Julie Hanks: Nurturing partnership families
Julie Hanks, PhD., LCSW, partnership leader, author, speaker and clinical therapist in Salt Lake City, Utah, speaks widely about ways we can work together to release domination-system patterns and nurture families grounded in partnership systems. In her CPS post 4 Ways to Create Partnership Families, Julie writes, “If every child grew up in a home where partnership was practiced, the world would be transformed. That is my vision, and I’m on a mission to help families develop partnership patterns and shed the shackles of domination that have formed rigid family roles. I want all people to see themselves as important caregivers in the lives of others, as creators of their lives, and as crucial leaders in the larger world. I want children to feel connected to themselves and others, to value relationships above status, and to respond to the suffering of others with compassion”. Julie reveals common parenting patterns and shows how we can move toward partnership parenting. She authored the article Bringing Partnership Home: A Model of Family Transformation in the Interdisciplinary Journal of Partnership Studies.

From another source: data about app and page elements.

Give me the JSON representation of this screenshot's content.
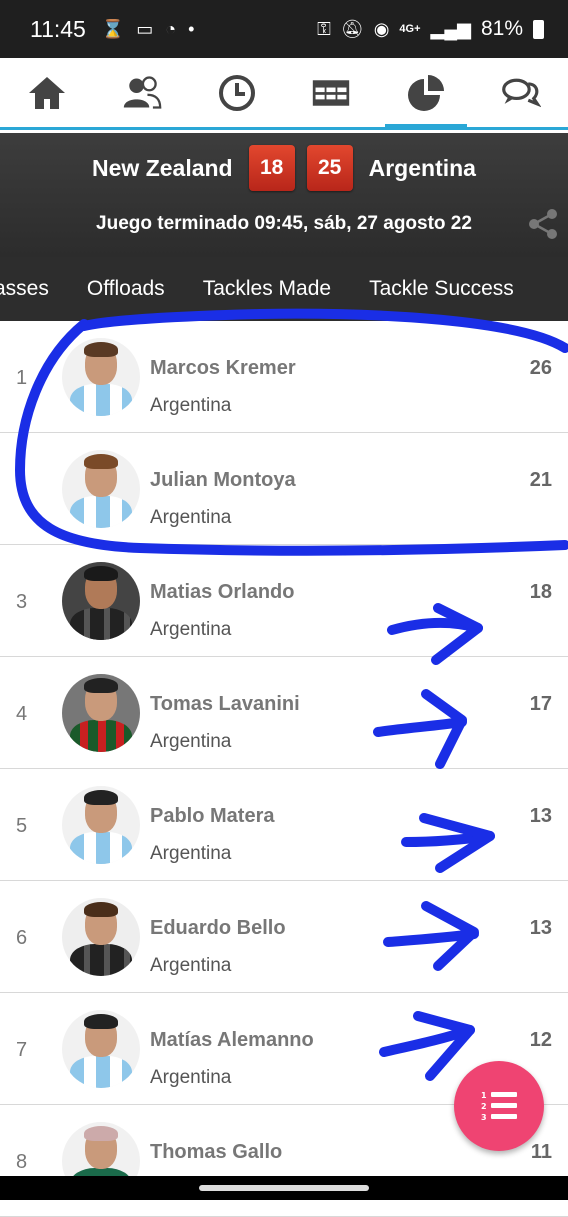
{
  "status_bar": {
    "time": "11:45",
    "network": "4G+",
    "battery": "81%"
  },
  "nav_tabs": [
    {
      "icon": "home-icon"
    },
    {
      "icon": "players-icon"
    },
    {
      "icon": "clock-icon"
    },
    {
      "icon": "table-icon"
    },
    {
      "icon": "pie-chart-icon",
      "active": true
    },
    {
      "icon": "chat-icon"
    }
  ],
  "match": {
    "home_team": "New Zealand",
    "home_score": "18",
    "away_score": "25",
    "away_team": "Argentina",
    "status": "Juego terminado 09:45, sáb, 27 agosto 22"
  },
  "stat_tabs": [
    "asses",
    "Offloads",
    "Tackles Made",
    "Tackle Success"
  ],
  "players": [
    {
      "rank": "1",
      "name": "Marcos Kremer",
      "country": "Argentina",
      "value": "26",
      "kit": "blue"
    },
    {
      "rank": "",
      "name": "Julian Montoya",
      "country": "Argentina",
      "value": "21",
      "kit": "blue"
    },
    {
      "rank": "3",
      "name": "Matias Orlando",
      "country": "Argentina",
      "value": "18",
      "kit": "dark"
    },
    {
      "rank": "4",
      "name": "Tomas Lavanini",
      "country": "Argentina",
      "value": "17",
      "kit": "red"
    },
    {
      "rank": "5",
      "name": "Pablo Matera",
      "country": "Argentina",
      "value": "13",
      "kit": "blue"
    },
    {
      "rank": "6",
      "name": "Eduardo Bello",
      "country": "Argentina",
      "value": "13",
      "kit": "dark"
    },
    {
      "rank": "7",
      "name": "Matías Alemanno",
      "country": "Argentina",
      "value": "12",
      "kit": "blue"
    },
    {
      "rank": "8",
      "name": "Thomas Gallo",
      "country": "",
      "value": "11",
      "kit": "blue"
    }
  ],
  "colors": {
    "accent": "#2aa7d6",
    "score_bg": "#c9301f",
    "fab": "#ef4472",
    "annotation": "#1a2ee6"
  }
}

Sabrina Chakori: Advocating systemic change
Australia-based caring economy leader Sabrina Chakori questions the assumption that to be a consumer is responsible citizenship, and suggests that the challenge of this century is to reconceptualize our role in the economy. Sabrina asks, “If people as consumers are primarily identified as economic entities, where does that leave culture, creativity, self-actualization and our capacity to evolve towards healthy and whole economic systems that embrace partnership values?” She contributed a chapter in the book Positive Steps to a Steady State Economy, titled “Consumer, citizen or a new definition? The necessity to change both the term and our behaviour.”
Sabrina emphasizes “the necessity of a shift toward a partnership model that takes into account all beings, one that becomes the norm in our society. Eisler (2005) express two key aspects of partnership systems: the importance of empowering people, and of linking rather than ranking. With these ingredients, we could achieve a systematic change that takes into account that society must operate within nature’s limits and that, the economy must serve (not dominate) society.” Sabrina presented caring economy workshops at a Sydney, Australia new economy conference (“Redefining people in sustainable economies: the consumer has to go”) and at the 2016 COP22 in Marrakesh, Morocco.
Liz Copeland: Organizing and advocating for caring economy policy advocacy in New Mexico
Liz Copeland, certified caring economy leader, educator and community activist, has taught caring economy and partnership systems workshops in her hometown of Albuquerque, including the Fall 2018 “Paradigm Shift: The Work of Riane Eisler“ through the Albuquerque’s Oasis educational program. Liz is a dedicated and resourceful community organizer and social justice advocate— in collaboration with other CPS leaders she has promoted the adoption of social wealth economic indicators to the state of New Mexico’s Democratic party Platform and Resolutions committee as an essential guide for public investment locally and nationally.